━━ Exercise data ━━

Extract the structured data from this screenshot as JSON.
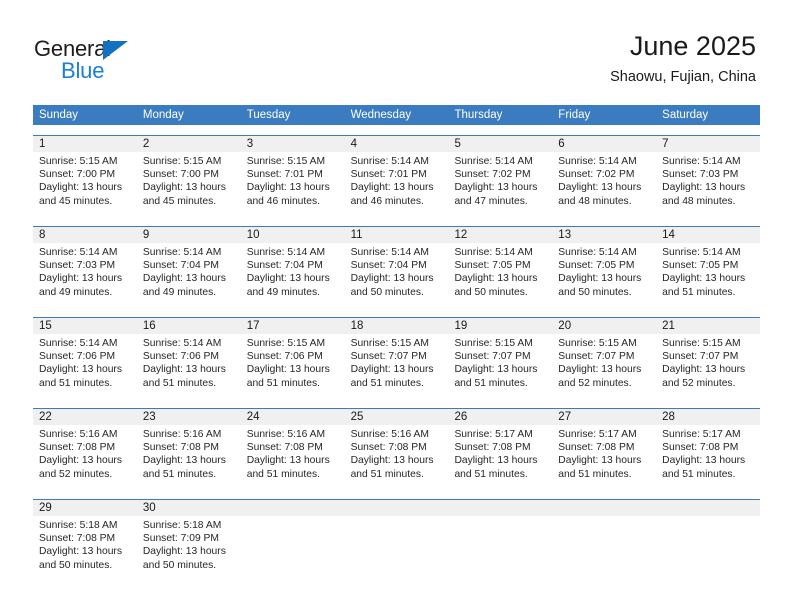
{
  "logo": {
    "word1": "General",
    "word2": "Blue",
    "triangle_color": "#1271c0",
    "blue_color": "#1b7fd4"
  },
  "header": {
    "title": "June 2025",
    "subtitle": "Shaowu, Fujian, China"
  },
  "theme": {
    "header_blue": "#3a7cbf",
    "daynum_band": "#f0f0f0",
    "text": "#1a1a1a"
  },
  "weekdays": [
    "Sunday",
    "Monday",
    "Tuesday",
    "Wednesday",
    "Thursday",
    "Friday",
    "Saturday"
  ],
  "weeks": [
    [
      {
        "day": "1",
        "sunrise": "Sunrise: 5:15 AM",
        "sunset": "Sunset: 7:00 PM",
        "daylight": "Daylight: 13 hours and 45 minutes."
      },
      {
        "day": "2",
        "sunrise": "Sunrise: 5:15 AM",
        "sunset": "Sunset: 7:00 PM",
        "daylight": "Daylight: 13 hours and 45 minutes."
      },
      {
        "day": "3",
        "sunrise": "Sunrise: 5:15 AM",
        "sunset": "Sunset: 7:01 PM",
        "daylight": "Daylight: 13 hours and 46 minutes."
      },
      {
        "day": "4",
        "sunrise": "Sunrise: 5:14 AM",
        "sunset": "Sunset: 7:01 PM",
        "daylight": "Daylight: 13 hours and 46 minutes."
      },
      {
        "day": "5",
        "sunrise": "Sunrise: 5:14 AM",
        "sunset": "Sunset: 7:02 PM",
        "daylight": "Daylight: 13 hours and 47 minutes."
      },
      {
        "day": "6",
        "sunrise": "Sunrise: 5:14 AM",
        "sunset": "Sunset: 7:02 PM",
        "daylight": "Daylight: 13 hours and 48 minutes."
      },
      {
        "day": "7",
        "sunrise": "Sunrise: 5:14 AM",
        "sunset": "Sunset: 7:03 PM",
        "daylight": "Daylight: 13 hours and 48 minutes."
      }
    ],
    [
      {
        "day": "8",
        "sunrise": "Sunrise: 5:14 AM",
        "sunset": "Sunset: 7:03 PM",
        "daylight": "Daylight: 13 hours and 49 minutes."
      },
      {
        "day": "9",
        "sunrise": "Sunrise: 5:14 AM",
        "sunset": "Sunset: 7:04 PM",
        "daylight": "Daylight: 13 hours and 49 minutes."
      },
      {
        "day": "10",
        "sunrise": "Sunrise: 5:14 AM",
        "sunset": "Sunset: 7:04 PM",
        "daylight": "Daylight: 13 hours and 49 minutes."
      },
      {
        "day": "11",
        "sunrise": "Sunrise: 5:14 AM",
        "sunset": "Sunset: 7:04 PM",
        "daylight": "Daylight: 13 hours and 50 minutes."
      },
      {
        "day": "12",
        "sunrise": "Sunrise: 5:14 AM",
        "sunset": "Sunset: 7:05 PM",
        "daylight": "Daylight: 13 hours and 50 minutes."
      },
      {
        "day": "13",
        "sunrise": "Sunrise: 5:14 AM",
        "sunset": "Sunset: 7:05 PM",
        "daylight": "Daylight: 13 hours and 50 minutes."
      },
      {
        "day": "14",
        "sunrise": "Sunrise: 5:14 AM",
        "sunset": "Sunset: 7:05 PM",
        "daylight": "Daylight: 13 hours and 51 minutes."
      }
    ],
    [
      {
        "day": "15",
        "sunrise": "Sunrise: 5:14 AM",
        "sunset": "Sunset: 7:06 PM",
        "daylight": "Daylight: 13 hours and 51 minutes."
      },
      {
        "day": "16",
        "sunrise": "Sunrise: 5:14 AM",
        "sunset": "Sunset: 7:06 PM",
        "daylight": "Daylight: 13 hours and 51 minutes."
      },
      {
        "day": "17",
        "sunrise": "Sunrise: 5:15 AM",
        "sunset": "Sunset: 7:06 PM",
        "daylight": "Daylight: 13 hours and 51 minutes."
      },
      {
        "day": "18",
        "sunrise": "Sunrise: 5:15 AM",
        "sunset": "Sunset: 7:07 PM",
        "daylight": "Daylight: 13 hours and 51 minutes."
      },
      {
        "day": "19",
        "sunrise": "Sunrise: 5:15 AM",
        "sunset": "Sunset: 7:07 PM",
        "daylight": "Daylight: 13 hours and 51 minutes."
      },
      {
        "day": "20",
        "sunrise": "Sunrise: 5:15 AM",
        "sunset": "Sunset: 7:07 PM",
        "daylight": "Daylight: 13 hours and 52 minutes."
      },
      {
        "day": "21",
        "sunrise": "Sunrise: 5:15 AM",
        "sunset": "Sunset: 7:07 PM",
        "daylight": "Daylight: 13 hours and 52 minutes."
      }
    ],
    [
      {
        "day": "22",
        "sunrise": "Sunrise: 5:16 AM",
        "sunset": "Sunset: 7:08 PM",
        "daylight": "Daylight: 13 hours and 52 minutes."
      },
      {
        "day": "23",
        "sunrise": "Sunrise: 5:16 AM",
        "sunset": "Sunset: 7:08 PM",
        "daylight": "Daylight: 13 hours and 51 minutes."
      },
      {
        "day": "24",
        "sunrise": "Sunrise: 5:16 AM",
        "sunset": "Sunset: 7:08 PM",
        "daylight": "Daylight: 13 hours and 51 minutes."
      },
      {
        "day": "25",
        "sunrise": "Sunrise: 5:16 AM",
        "sunset": "Sunset: 7:08 PM",
        "daylight": "Daylight: 13 hours and 51 minutes."
      },
      {
        "day": "26",
        "sunrise": "Sunrise: 5:17 AM",
        "sunset": "Sunset: 7:08 PM",
        "daylight": "Daylight: 13 hours and 51 minutes."
      },
      {
        "day": "27",
        "sunrise": "Sunrise: 5:17 AM",
        "sunset": "Sunset: 7:08 PM",
        "daylight": "Daylight: 13 hours and 51 minutes."
      },
      {
        "day": "28",
        "sunrise": "Sunrise: 5:17 AM",
        "sunset": "Sunset: 7:08 PM",
        "daylight": "Daylight: 13 hours and 51 minutes."
      }
    ],
    [
      {
        "day": "29",
        "sunrise": "Sunrise: 5:18 AM",
        "sunset": "Sunset: 7:08 PM",
        "daylight": "Daylight: 13 hours and 50 minutes."
      },
      {
        "day": "30",
        "sunrise": "Sunrise: 5:18 AM",
        "sunset": "Sunset: 7:09 PM",
        "daylight": "Daylight: 13 hours and 50 minutes."
      },
      {
        "day": "",
        "sunrise": "",
        "sunset": "",
        "daylight": ""
      },
      {
        "day": "",
        "sunrise": "",
        "sunset": "",
        "daylight": ""
      },
      {
        "day": "",
        "sunrise": "",
        "sunset": "",
        "daylight": ""
      },
      {
        "day": "",
        "sunrise": "",
        "sunset": "",
        "daylight": ""
      },
      {
        "day": "",
        "sunrise": "",
        "sunset": "",
        "daylight": ""
      }
    ]
  ]
}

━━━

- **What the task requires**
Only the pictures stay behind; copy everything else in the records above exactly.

- **Expected answer**
Extract the structured data from this screenshot as JSON.
{
  "logo": {
    "word1": "General",
    "word2": "Blue",
    "triangle_color": "#1271c0",
    "blue_color": "#1b7fd4"
  },
  "header": {
    "title": "June 2025",
    "subtitle": "Shaowu, Fujian, China"
  },
  "theme": {
    "header_blue": "#3a7cbf",
    "daynum_band": "#f0f0f0",
    "text": "#1a1a1a"
  },
  "weekdays": [
    "Sunday",
    "Monday",
    "Tuesday",
    "Wednesday",
    "Thursday",
    "Friday",
    "Saturday"
  ],
  "weeks": [
    [
      {
        "day": "1",
        "sunrise": "Sunrise: 5:15 AM",
        "sunset": "Sunset: 7:00 PM",
        "daylight": "Daylight: 13 hours and 45 minutes."
      },
      {
        "day": "2",
        "sunrise": "Sunrise: 5:15 AM",
        "sunset": "Sunset: 7:00 PM",
        "daylight": "Daylight: 13 hours and 45 minutes."
      },
      {
        "day": "3",
        "sunrise": "Sunrise: 5:15 AM",
        "sunset": "Sunset: 7:01 PM",
        "daylight": "Daylight: 13 hours and 46 minutes."
      },
      {
        "day": "4",
        "sunrise": "Sunrise: 5:14 AM",
        "sunset": "Sunset: 7:01 PM",
        "daylight": "Daylight: 13 hours and 46 minutes."
      },
      {
        "day": "5",
        "sunrise": "Sunrise: 5:14 AM",
        "sunset": "Sunset: 7:02 PM",
        "daylight": "Daylight: 13 hours and 47 minutes."
      },
      {
        "day": "6",
        "sunrise": "Sunrise: 5:14 AM",
        "sunset": "Sunset: 7:02 PM",
        "daylight": "Daylight: 13 hours and 48 minutes."
      },
      {
        "day": "7",
        "sunrise": "Sunrise: 5:14 AM",
        "sunset": "Sunset: 7:03 PM",
        "daylight": "Daylight: 13 hours and 48 minutes."
      }
    ],
    [
      {
        "day": "8",
        "sunrise": "Sunrise: 5:14 AM",
        "sunset": "Sunset: 7:03 PM",
        "daylight": "Daylight: 13 hours and 49 minutes."
      },
      {
        "day": "9",
        "sunrise": "Sunrise: 5:14 AM",
        "sunset": "Sunset: 7:04 PM",
        "daylight": "Daylight: 13 hours and 49 minutes."
      },
      {
        "day": "10",
        "sunrise": "Sunrise: 5:14 AM",
        "sunset": "Sunset: 7:04 PM",
        "daylight": "Daylight: 13 hours and 49 minutes."
      },
      {
        "day": "11",
        "sunrise": "Sunrise: 5:14 AM",
        "sunset": "Sunset: 7:04 PM",
        "daylight": "Daylight: 13 hours and 50 minutes."
      },
      {
        "day": "12",
        "sunrise": "Sunrise: 5:14 AM",
        "sunset": "Sunset: 7:05 PM",
        "daylight": "Daylight: 13 hours and 50 minutes."
      },
      {
        "day": "13",
        "sunrise": "Sunrise: 5:14 AM",
        "sunset": "Sunset: 7:05 PM",
        "daylight": "Daylight: 13 hours and 50 minutes."
      },
      {
        "day": "14",
        "sunrise": "Sunrise: 5:14 AM",
        "sunset": "Sunset: 7:05 PM",
        "daylight": "Daylight: 13 hours and 51 minutes."
      }
    ],
    [
      {
        "day": "15",
        "sunrise": "Sunrise: 5:14 AM",
        "sunset": "Sunset: 7:06 PM",
        "daylight": "Daylight: 13 hours and 51 minutes."
      },
      {
        "day": "16",
        "sunrise": "Sunrise: 5:14 AM",
        "sunset": "Sunset: 7:06 PM",
        "daylight": "Daylight: 13 hours and 51 minutes."
      },
      {
        "day": "17",
        "sunrise": "Sunrise: 5:15 AM",
        "sunset": "Sunset: 7:06 PM",
        "daylight": "Daylight: 13 hours and 51 minutes."
      },
      {
        "day": "18",
        "sunrise": "Sunrise: 5:15 AM",
        "sunset": "Sunset: 7:07 PM",
        "daylight": "Daylight: 13 hours and 51 minutes."
      },
      {
        "day": "19",
        "sunrise": "Sunrise: 5:15 AM",
        "sunset": "Sunset: 7:07 PM",
        "daylight": "Daylight: 13 hours and 51 minutes."
      },
      {
        "day": "20",
        "sunrise": "Sunrise: 5:15 AM",
        "sunset": "Sunset: 7:07 PM",
        "daylight": "Daylight: 13 hours and 52 minutes."
      },
      {
        "day": "21",
        "sunrise": "Sunrise: 5:15 AM",
        "sunset": "Sunset: 7:07 PM",
        "daylight": "Daylight: 13 hours and 52 minutes."
      }
    ],
    [
      {
        "day": "22",
        "sunrise": "Sunrise: 5:16 AM",
        "sunset": "Sunset: 7:08 PM",
        "daylight": "Daylight: 13 hours and 52 minutes."
      },
      {
        "day": "23",
        "sunrise": "Sunrise: 5:16 AM",
        "sunset": "Sunset: 7:08 PM",
        "daylight": "Daylight: 13 hours and 51 minutes."
      },
      {
        "day": "24",
        "sunrise": "Sunrise: 5:16 AM",
        "sunset": "Sunset: 7:08 PM",
        "daylight": "Daylight: 13 hours and 51 minutes."
      },
      {
        "day": "25",
        "sunrise": "Sunrise: 5:16 AM",
        "sunset": "Sunset: 7:08 PM",
        "daylight": "Daylight: 13 hours and 51 minutes."
      },
      {
        "day": "26",
        "sunrise": "Sunrise: 5:17 AM",
        "sunset": "Sunset: 7:08 PM",
        "daylight": "Daylight: 13 hours and 51 minutes."
      },
      {
        "day": "27",
        "sunrise": "Sunrise: 5:17 AM",
        "sunset": "Sunset: 7:08 PM",
        "daylight": "Daylight: 13 hours and 51 minutes."
      },
      {
        "day": "28",
        "sunrise": "Sunrise: 5:17 AM",
        "sunset": "Sunset: 7:08 PM",
        "daylight": "Daylight: 13 hours and 51 minutes."
      }
    ],
    [
      {
        "day": "29",
        "sunrise": "Sunrise: 5:18 AM",
        "sunset": "Sunset: 7:08 PM",
        "daylight": "Daylight: 13 hours and 50 minutes."
      },
      {
        "day": "30",
        "sunrise": "Sunrise: 5:18 AM",
        "sunset": "Sunset: 7:09 PM",
        "daylight": "Daylight: 13 hours and 50 minutes."
      },
      {
        "day": "",
        "sunrise": "",
        "sunset": "",
        "daylight": ""
      },
      {
        "day": "",
        "sunrise": "",
        "sunset": "",
        "daylight": ""
      },
      {
        "day": "",
        "sunrise": "",
        "sunset": "",
        "daylight": ""
      },
      {
        "day": "",
        "sunrise": "",
        "sunset": "",
        "daylight": ""
      },
      {
        "day": "",
        "sunrise": "",
        "sunset": "",
        "daylight": ""
      }
    ]
  ]
}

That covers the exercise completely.